__ABOUT THIS EXERCISE__: Would you print all of the records below exactly, without skipping any?

START INPUT

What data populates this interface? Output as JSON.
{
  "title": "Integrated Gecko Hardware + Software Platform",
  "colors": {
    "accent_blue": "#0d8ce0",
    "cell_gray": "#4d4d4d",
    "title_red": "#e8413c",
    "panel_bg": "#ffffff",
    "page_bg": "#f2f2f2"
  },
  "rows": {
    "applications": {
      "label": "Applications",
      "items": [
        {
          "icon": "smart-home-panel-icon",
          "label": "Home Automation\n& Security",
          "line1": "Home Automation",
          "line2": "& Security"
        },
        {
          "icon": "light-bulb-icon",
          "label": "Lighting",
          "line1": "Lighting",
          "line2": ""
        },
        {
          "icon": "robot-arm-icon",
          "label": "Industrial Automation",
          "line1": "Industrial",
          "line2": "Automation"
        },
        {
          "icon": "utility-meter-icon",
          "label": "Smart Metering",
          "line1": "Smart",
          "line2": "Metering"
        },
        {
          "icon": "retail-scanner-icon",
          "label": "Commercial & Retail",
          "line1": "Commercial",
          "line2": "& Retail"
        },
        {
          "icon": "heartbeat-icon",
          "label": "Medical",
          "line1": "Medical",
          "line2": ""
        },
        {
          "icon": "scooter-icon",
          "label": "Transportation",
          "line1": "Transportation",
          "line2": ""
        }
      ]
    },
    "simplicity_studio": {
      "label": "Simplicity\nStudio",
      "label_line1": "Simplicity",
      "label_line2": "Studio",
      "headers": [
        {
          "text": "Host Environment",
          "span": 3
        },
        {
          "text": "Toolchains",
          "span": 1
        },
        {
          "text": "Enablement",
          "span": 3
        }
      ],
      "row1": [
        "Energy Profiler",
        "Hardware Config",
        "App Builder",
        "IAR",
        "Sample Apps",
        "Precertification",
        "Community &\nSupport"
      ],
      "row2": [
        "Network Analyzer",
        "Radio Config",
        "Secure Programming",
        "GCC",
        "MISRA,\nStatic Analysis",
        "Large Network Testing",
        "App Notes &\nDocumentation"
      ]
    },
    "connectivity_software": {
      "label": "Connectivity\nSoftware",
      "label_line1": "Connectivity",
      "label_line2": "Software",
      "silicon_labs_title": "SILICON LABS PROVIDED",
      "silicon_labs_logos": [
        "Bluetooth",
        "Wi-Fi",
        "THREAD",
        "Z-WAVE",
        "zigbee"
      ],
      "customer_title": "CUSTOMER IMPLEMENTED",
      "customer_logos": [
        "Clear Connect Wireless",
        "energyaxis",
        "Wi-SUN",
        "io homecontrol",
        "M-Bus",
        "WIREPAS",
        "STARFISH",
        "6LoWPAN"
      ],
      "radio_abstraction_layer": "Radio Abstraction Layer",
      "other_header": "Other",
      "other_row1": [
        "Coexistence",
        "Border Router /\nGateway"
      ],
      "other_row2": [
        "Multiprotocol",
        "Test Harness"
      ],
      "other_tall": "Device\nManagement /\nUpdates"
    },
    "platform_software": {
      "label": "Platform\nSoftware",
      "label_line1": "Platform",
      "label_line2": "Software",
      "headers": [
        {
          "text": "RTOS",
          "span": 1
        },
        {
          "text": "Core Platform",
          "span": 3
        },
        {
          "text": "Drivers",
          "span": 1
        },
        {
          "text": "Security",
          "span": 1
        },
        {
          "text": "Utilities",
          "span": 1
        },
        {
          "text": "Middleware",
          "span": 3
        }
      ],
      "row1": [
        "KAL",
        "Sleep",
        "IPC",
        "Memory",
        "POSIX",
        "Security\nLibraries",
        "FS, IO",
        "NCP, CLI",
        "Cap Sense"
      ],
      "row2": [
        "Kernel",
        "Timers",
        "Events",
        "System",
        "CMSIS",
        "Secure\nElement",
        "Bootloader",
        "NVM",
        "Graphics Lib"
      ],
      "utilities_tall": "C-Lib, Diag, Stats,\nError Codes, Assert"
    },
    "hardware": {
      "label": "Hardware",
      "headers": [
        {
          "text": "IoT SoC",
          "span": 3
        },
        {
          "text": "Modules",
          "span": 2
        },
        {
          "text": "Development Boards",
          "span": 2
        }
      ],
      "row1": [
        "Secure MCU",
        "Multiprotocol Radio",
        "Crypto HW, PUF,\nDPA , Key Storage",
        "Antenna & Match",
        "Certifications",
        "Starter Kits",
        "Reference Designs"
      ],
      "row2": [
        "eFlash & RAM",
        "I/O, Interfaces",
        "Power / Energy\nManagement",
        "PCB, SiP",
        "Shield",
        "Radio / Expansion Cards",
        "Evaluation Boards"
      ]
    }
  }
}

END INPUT

__SOLUTION__:
What data populates this interface? Output as JSON.
{
  "title": "Integrated Gecko Hardware + Software Platform",
  "colors": {
    "accent_blue": "#0d8ce0",
    "cell_gray": "#4d4d4d",
    "title_red": "#e8413c",
    "panel_bg": "#ffffff",
    "page_bg": "#f2f2f2"
  },
  "rows": {
    "applications": {
      "label": "Applications",
      "items": [
        {
          "icon": "smart-home-panel-icon",
          "label": "Home Automation\n& Security",
          "line1": "Home Automation",
          "line2": "& Security"
        },
        {
          "icon": "light-bulb-icon",
          "label": "Lighting",
          "line1": "Lighting",
          "line2": ""
        },
        {
          "icon": "robot-arm-icon",
          "label": "Industrial Automation",
          "line1": "Industrial",
          "line2": "Automation"
        },
        {
          "icon": "utility-meter-icon",
          "label": "Smart Metering",
          "line1": "Smart",
          "line2": "Metering"
        },
        {
          "icon": "retail-scanner-icon",
          "label": "Commercial & Retail",
          "line1": "Commercial",
          "line2": "& Retail"
        },
        {
          "icon": "heartbeat-icon",
          "label": "Medical",
          "line1": "Medical",
          "line2": ""
        },
        {
          "icon": "scooter-icon",
          "label": "Transportation",
          "line1": "Transportation",
          "line2": ""
        }
      ]
    },
    "simplicity_studio": {
      "label": "Simplicity\nStudio",
      "label_line1": "Simplicity",
      "label_line2": "Studio",
      "headers": [
        {
          "text": "Host Environment",
          "span": 3
        },
        {
          "text": "Toolchains",
          "span": 1
        },
        {
          "text": "Enablement",
          "span": 3
        }
      ],
      "row1": [
        "Energy Profiler",
        "Hardware Config",
        "App Builder",
        "IAR",
        "Sample Apps",
        "Precertification",
        "Community &\nSupport"
      ],
      "row2": [
        "Network Analyzer",
        "Radio Config",
        "Secure Programming",
        "GCC",
        "MISRA,\nStatic Analysis",
        "Large Network Testing",
        "App Notes &\nDocumentation"
      ]
    },
    "connectivity_software": {
      "label": "Connectivity\nSoftware",
      "label_line1": "Connectivity",
      "label_line2": "Software",
      "silicon_labs_title": "SILICON LABS PROVIDED",
      "silicon_labs_logos": [
        "Bluetooth",
        "Wi-Fi",
        "THREAD",
        "Z-WAVE",
        "zigbee"
      ],
      "customer_title": "CUSTOMER IMPLEMENTED",
      "customer_logos": [
        "Clear Connect Wireless",
        "energyaxis",
        "Wi-SUN",
        "io homecontrol",
        "M-Bus",
        "WIREPAS",
        "STARFISH",
        "6LoWPAN"
      ],
      "radio_abstraction_layer": "Radio Abstraction Layer",
      "other_header": "Other",
      "other_row1": [
        "Coexistence",
        "Border Router /\nGateway"
      ],
      "other_row2": [
        "Multiprotocol",
        "Test Harness"
      ],
      "other_tall": "Device\nManagement /\nUpdates"
    },
    "platform_software": {
      "label": "Platform\nSoftware",
      "label_line1": "Platform",
      "label_line2": "Software",
      "headers": [
        {
          "text": "RTOS",
          "span": 1
        },
        {
          "text": "Core Platform",
          "span": 3
        },
        {
          "text": "Drivers",
          "span": 1
        },
        {
          "text": "Security",
          "span": 1
        },
        {
          "text": "Utilities",
          "span": 1
        },
        {
          "text": "Middleware",
          "span": 3
        }
      ],
      "row1": [
        "KAL",
        "Sleep",
        "IPC",
        "Memory",
        "POSIX",
        "Security\nLibraries",
        "FS, IO",
        "NCP, CLI",
        "Cap Sense"
      ],
      "row2": [
        "Kernel",
        "Timers",
        "Events",
        "System",
        "CMSIS",
        "Secure\nElement",
        "Bootloader",
        "NVM",
        "Graphics Lib"
      ],
      "utilities_tall": "C-Lib, Diag, Stats,\nError Codes, Assert"
    },
    "hardware": {
      "label": "Hardware",
      "headers": [
        {
          "text": "IoT SoC",
          "span": 3
        },
        {
          "text": "Modules",
          "span": 2
        },
        {
          "text": "Development Boards",
          "span": 2
        }
      ],
      "row1": [
        "Secure MCU",
        "Multiprotocol Radio",
        "Crypto HW, PUF,\nDPA , Key Storage",
        "Antenna & Match",
        "Certifications",
        "Starter Kits",
        "Reference Designs"
      ],
      "row2": [
        "eFlash & RAM",
        "I/O, Interfaces",
        "Power / Energy\nManagement",
        "PCB, SiP",
        "Shield",
        "Radio / Expansion Cards",
        "Evaluation Boards"
      ]
    }
  }
}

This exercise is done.